King Charles III loves nature, the environment and the outdoors.
• Make a nature crown. Cut a strip of card to fit around your head. Place double sided tape around the crown. Now go on a walk and stick your natural findings on the tape to decorate your crown.
• Royal Cress heads - Decorate a clean yoghurt pot to look like a king or the queen consort. You could use whatever you like to make them look fantastic! Scrunch up some kitchen paper and put it inside the pot. Add just enough water to make the paper wet all over. Sprinkle cress seeds over the top of the wet paper and leave in a sunny place indoors. Check your cress head every day or two to make sure the paper doesn’t dry out and get ready to watch your king or queen consort grow amazing cress hair. Enjoy with a chopped up egg!
• The Royal Mews is the working stables at Buckingham Palace and is home to the Windsor Greys and Cleveland Bay Horses which pull the royal carriages. King Charles enjoys polo on horseback so recreate a game of polo (hobby horses, pool noodles, rolled up newspaper, tubes)
• Using the Kirshner Body Alphabet below to spell out some Royal wording i.e king, coronation etc.
• Adapt a favourite unit game to reflect the coronation i.e Coronation corners – King of Hearts, King of Spades, King of Diamonds. Play some royal music. Every time the music stops, run to a corner of the room. Pull out a card from a pack -whichever the suite of cards – whoever is in that corner is out. Repeat until there’s a winner (who is rewarded with a crown). Adapt your unit's favourite game to include a royal theme.
• King Charles III and his wife own 2 Jack Russell terriers, Bluebell and Bess who were rescues from Battersea Dogs Home. Find out how you can help your local animal rescue centre– they may even arrange for someone to visit your unit.
Pomp and pageantry is the use of a great deal of ceremony, fine clothes and decorations especially on a special royal occasion.
• The Sovereign's Throne is one of the most important items of furniture in the Palace of Westminster. Decorate a throne – younger sections could decorate a chair however older sections may decide to make their chair using lashing.
• Coronation Chicken was famously created by the Cordon Bleu Cookery School, to be eaten at the Queen's coronation banquet, in 1953. We would like you to create and decorate a coronation no bake cheesecake fit for a king.
• Heraldry will play a prominent part in the coronation, with flags and uniforms which identify the wearer and country of origin. A coat of arms is a shield with symbols and colours which represent a family, a person or a group. The Royal Coat of Arms represents the King – think about where you can find the Royal Coat of Arms. Design a Coat of Arms or Shield for your family. Template below.
• Queen Victoria kept a diary from the age of 13 with words and illustrations. A diary helps to keep memories alive. Send a Unit entry in the form of a digital collage of your celebrations and memories to be published on our website after the 31st July.
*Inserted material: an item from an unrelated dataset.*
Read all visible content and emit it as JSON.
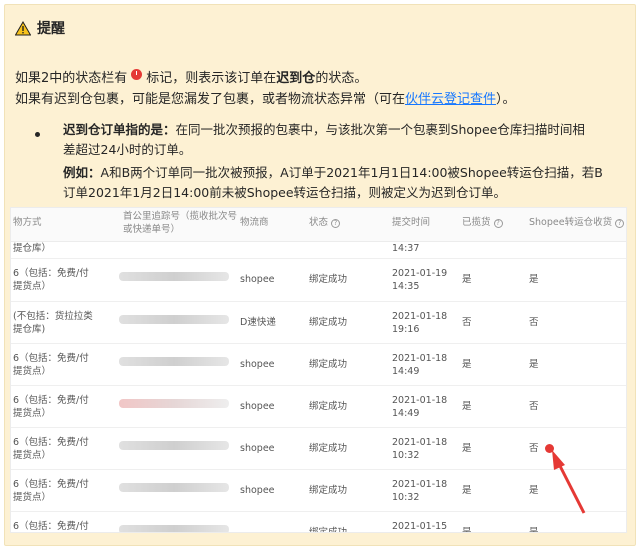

• Everyone wears special clothes on special occasions and celebrations. Discuss as a unit some celebrations you have had where you wore something special or different to your usual clothes. The Queen wore a special coronation robe, can you now design a coronation robe fit for a King using recycled materials. Show off your robes on the catwalk in your meeting hall.
• The Gold State Coach is used at state events and is 260 years old. Find out some historical facts about this spectacular coach and then create your own coach either as a unit, six or patrol or individually.